In order to fulfil the objectives of the preamble to the Code, for example, “to recognize the dignity and worth of every person and to provide for equal rights and opportunities without discrimination”, adequate and affordable rental housing is essential. As the Ontario Non-Profit Housing Association and the Co-operative Housing Federation of Canada have observed:
How can we integrate and increase the productivity of new Canadians, our aboriginal peoples, our disabled and single parent families if we cannot start with access to decent affordable housing? How can we expect our health policies and our educational programs to succeed without accessible affordable housing as the foundation? How can we support those suffering from addictions or mental illness or family violence without being certain that they have safe, decent housing?
This Paper is intended to provide an overview of the social and legal context for understanding the human rights issues in the area of rental housing. The Commission sees this Paper as the background for a broad exploration of human rights issues in the area of rental housing.
 S. Chisholm, Affordable Housing in Canada’s Urban Communities: A Literature Review prepared for Canada Mortgage and Housing Corporation (July 2003) at 23, online: <http://www.chra-achru.ca/english/View.asp?x=511> (date accessed: October 26, 2006).
 The scope of this Paper is discrimination and harassment in the social area of “occupancy of accommodation”, also referred to simply as “housing.”
 See Ontario Human Rights Commission, Time for Action: Advancing Human Rights for Older Ontarians (Toronto: Queen’s Printer, 2003) at 74.
 For more information on the Commission’s work in this area, please see the section of this Paper entitled Social and Economic Condition.
 In May 2005, the Commission published a Discussion Paper entitled, Human Rights & the Family in Ontario, which outlined key issues and invited submissions from interested parties. The Commission also distributed a questionnaire and posted it on its website. During the fall of 2005, the Commission also held a series of roundtable discussions on specific issues of concern. In 2007, the Commission released a Consultation Report, The Cost of Caring, which reported on the feedback received from those who participated in the consultation as well as Policy and Guidelines on Discrimination Because of Family Status.

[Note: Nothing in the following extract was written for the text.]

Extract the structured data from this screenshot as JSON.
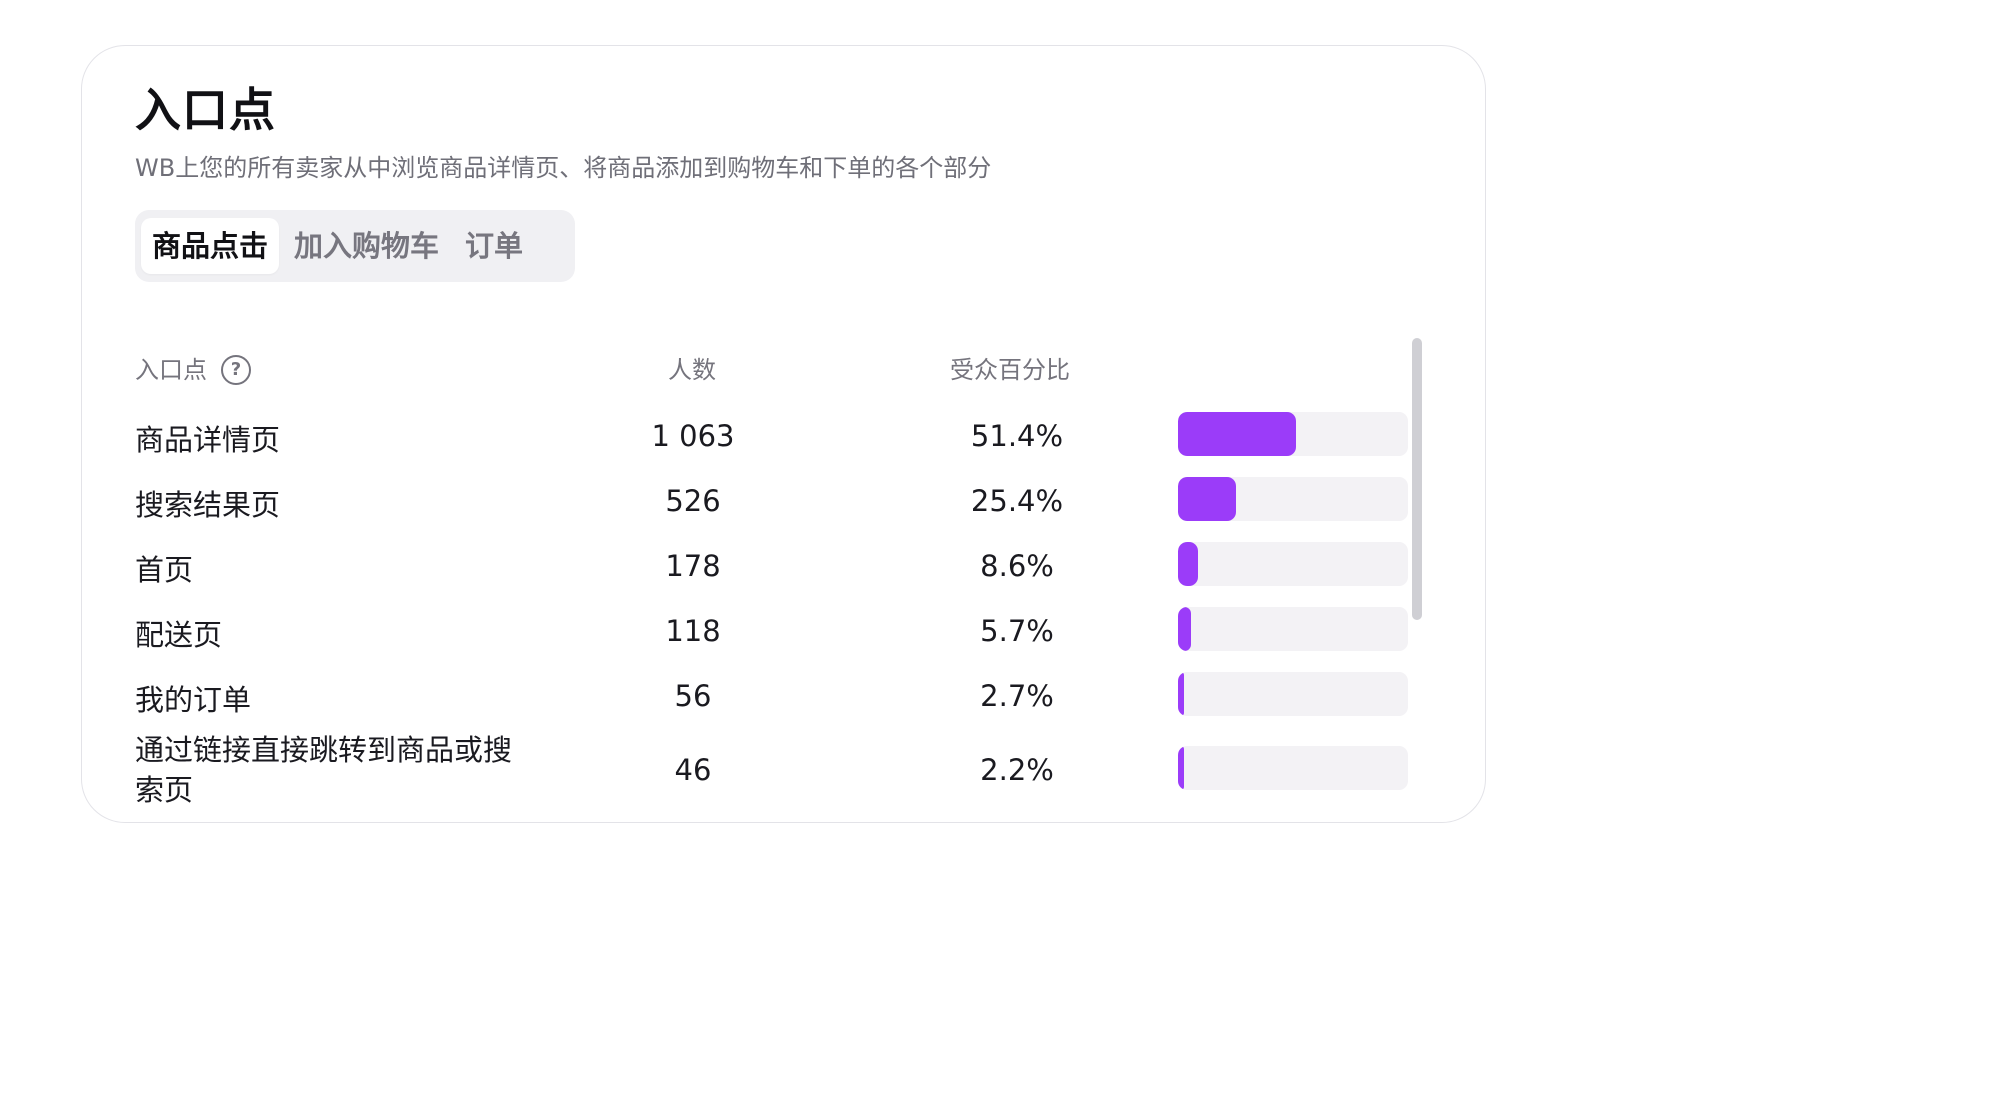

 See, for example, Canada Mortgage and Housing Corporation, Rental Market Report: Toronto CMA (October 2005) at 3, online: <https://www03.cmhc-schl.gc.ca/b2c/b2c/init.do?language=en&z_category=0/0... (date accessed: October 26, 2006) which shows that 75 percent of new immigrant households rely, at least initially, on the rental market to meet their housing needs.
 Ontario Human Rights Code, R.S.O. 1990, c. H. 19.
 Ontario Non-Profit Housing Association and Co-operative Housing Federation of Canada, Ontario Region, Where’s Home? A Picture of Housing Needs in Ontario (2005) at 1, online: <http://www.onpha.on.ca/affordable_housing_initiatives/fight_resources/> (date accessed: September 1, 2006).